Restate each entry below exactly; pictures stay out of the copy.

+++ GIVEN DATA

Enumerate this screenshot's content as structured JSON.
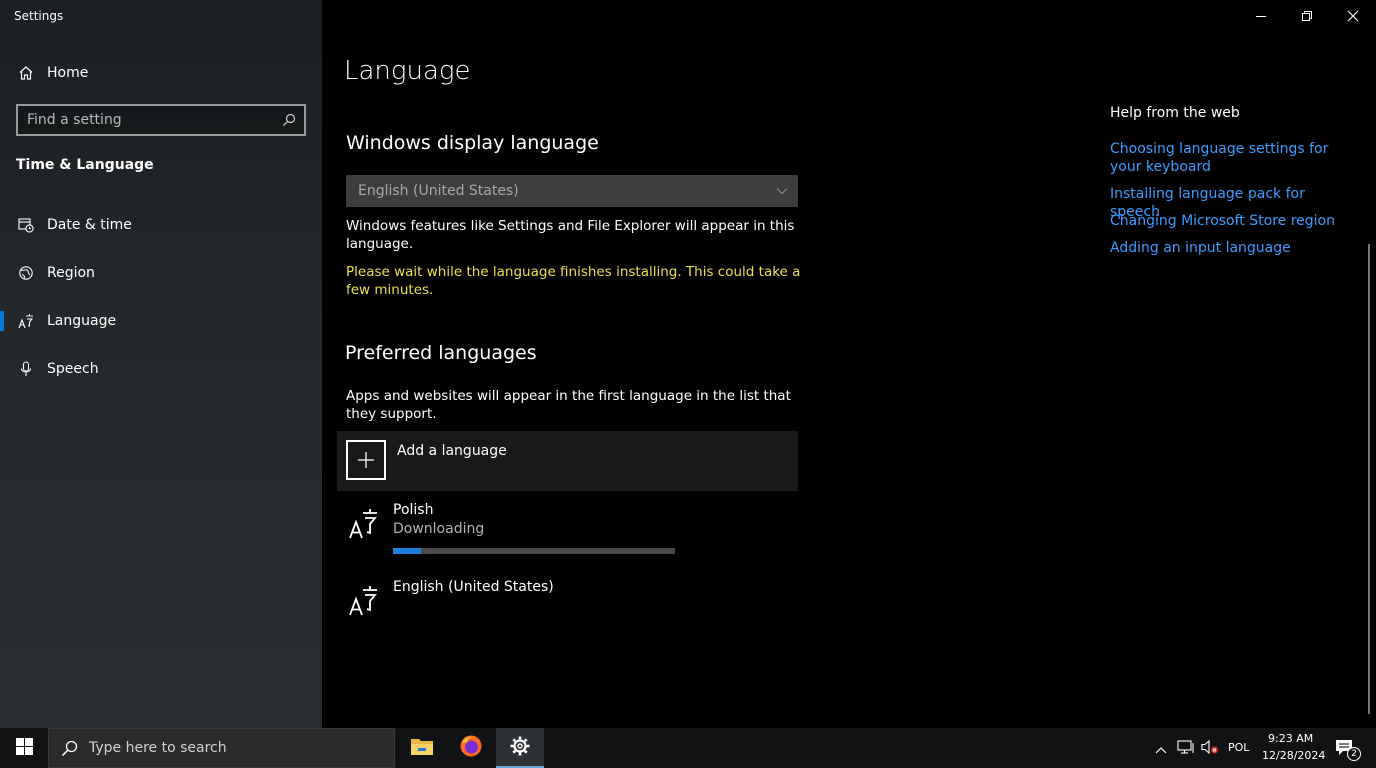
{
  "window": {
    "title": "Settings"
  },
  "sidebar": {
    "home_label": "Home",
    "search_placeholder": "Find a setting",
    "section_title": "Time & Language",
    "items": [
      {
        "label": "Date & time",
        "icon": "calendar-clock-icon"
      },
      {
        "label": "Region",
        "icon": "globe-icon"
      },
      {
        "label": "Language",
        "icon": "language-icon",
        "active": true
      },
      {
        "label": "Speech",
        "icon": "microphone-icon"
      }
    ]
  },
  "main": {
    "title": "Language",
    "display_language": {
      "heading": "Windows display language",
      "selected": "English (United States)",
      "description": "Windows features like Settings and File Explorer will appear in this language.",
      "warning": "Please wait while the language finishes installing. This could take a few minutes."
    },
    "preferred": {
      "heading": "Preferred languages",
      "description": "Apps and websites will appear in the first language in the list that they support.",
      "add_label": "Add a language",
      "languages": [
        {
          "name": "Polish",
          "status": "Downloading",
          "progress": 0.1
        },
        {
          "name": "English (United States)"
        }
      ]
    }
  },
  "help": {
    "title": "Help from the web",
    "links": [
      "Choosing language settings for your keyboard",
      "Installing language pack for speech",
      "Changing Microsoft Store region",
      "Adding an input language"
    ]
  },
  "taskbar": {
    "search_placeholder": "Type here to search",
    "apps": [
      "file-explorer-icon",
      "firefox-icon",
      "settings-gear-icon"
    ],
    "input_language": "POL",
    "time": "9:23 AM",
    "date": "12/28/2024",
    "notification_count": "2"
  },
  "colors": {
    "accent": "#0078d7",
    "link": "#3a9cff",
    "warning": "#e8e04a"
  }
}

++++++

RESPONSE TO THIS TASK ▸
Enumerate this screenshot's content as structured JSON.
{
  "window": {
    "title": "Settings"
  },
  "sidebar": {
    "home_label": "Home",
    "search_placeholder": "Find a setting",
    "section_title": "Time & Language",
    "items": [
      {
        "label": "Date & time",
        "icon": "calendar-clock-icon"
      },
      {
        "label": "Region",
        "icon": "globe-icon"
      },
      {
        "label": "Language",
        "icon": "language-icon",
        "active": true
      },
      {
        "label": "Speech",
        "icon": "microphone-icon"
      }
    ]
  },
  "main": {
    "title": "Language",
    "display_language": {
      "heading": "Windows display language",
      "selected": "English (United States)",
      "description": "Windows features like Settings and File Explorer will appear in this language.",
      "warning": "Please wait while the language finishes installing. This could take a few minutes."
    },
    "preferred": {
      "heading": "Preferred languages",
      "description": "Apps and websites will appear in the first language in the list that they support.",
      "add_label": "Add a language",
      "languages": [
        {
          "name": "Polish",
          "status": "Downloading",
          "progress": 0.1
        },
        {
          "name": "English (United States)"
        }
      ]
    }
  },
  "help": {
    "title": "Help from the web",
    "links": [
      "Choosing language settings for your keyboard",
      "Installing language pack for speech",
      "Changing Microsoft Store region",
      "Adding an input language"
    ]
  },
  "taskbar": {
    "search_placeholder": "Type here to search",
    "apps": [
      "file-explorer-icon",
      "firefox-icon",
      "settings-gear-icon"
    ],
    "input_language": "POL",
    "time": "9:23 AM",
    "date": "12/28/2024",
    "notification_count": "2"
  },
  "colors": {
    "accent": "#0078d7",
    "link": "#3a9cff",
    "warning": "#e8e04a"
  }
}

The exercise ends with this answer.